And that’s exactly what we see, patients who don’t take their meds because of the negative side effects and so they become isolated and increasingly violent.  The side effects are clearly pointed out in TV commercials, that you’ve probably watched.

For example, one medicine has side effects that include sexual side effects, convulsions, brain shrinkage, stroke, death, suicide, violent thoughts, psychosis and delusional thinking.

The increase in hospitals adding seclusion rooms, expanding the number of beds for psych patients, and the time spent by both law enforcement and security professionals  in dealing with these troubled individuals, may account for one-quarter to one-third of an organization’s security budget.

Many of the security risk assessments we do are focused on handling mobile mental patients, including the baby boomers suffering from Alzheimer’s and dementia.

As violent incidents continue to increases in our society, our workplaces, and in our hospitals, we need to spend more time looking for, and demanding treatments that work and that are sustainable by the patients so they can lead happier lives and we can protect the rest of society, and our healthcare facilities, from their potentially violent behavior.

http://www.securityinfowatch.com/blog/11598089/healthcares-failure-to-address-link-between-mental-illness-and-violence-putting-lives-in-jeopardy

Author: Caroline Ramsey Hamilton

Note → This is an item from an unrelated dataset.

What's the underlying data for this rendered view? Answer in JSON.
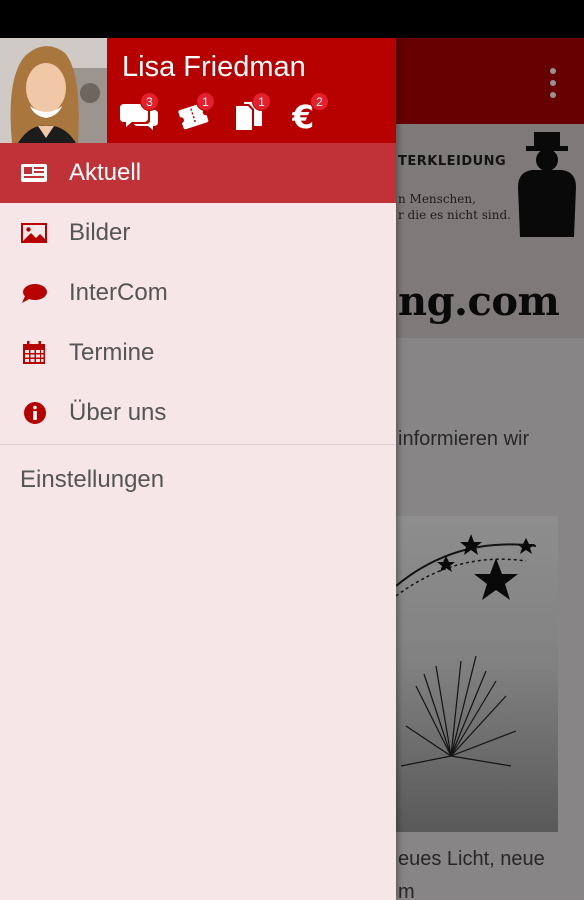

Since 1988, Caroline Ramsey-Hamilton has been a Thought Leader in All Aspects of Active Shooter and Security Risk Assessment in both Public and Private companies and organizations. Specializing in Hospital and Healthcare Security. Hamilton is Certified in Homeland Security (CHS-III), Anti-Terrorism (ATAB) and Security Risk Assessment. As President of Risk & Security (www.riskandsecurityllc.com) she works with many hospital clients, and develops affordable risk-based apps for improving security risk assessments, and publishes the RISKAlert security awareness program. She lives in south Florida with one beagle, a rescued kitty and (on weekends), 4-year old twins.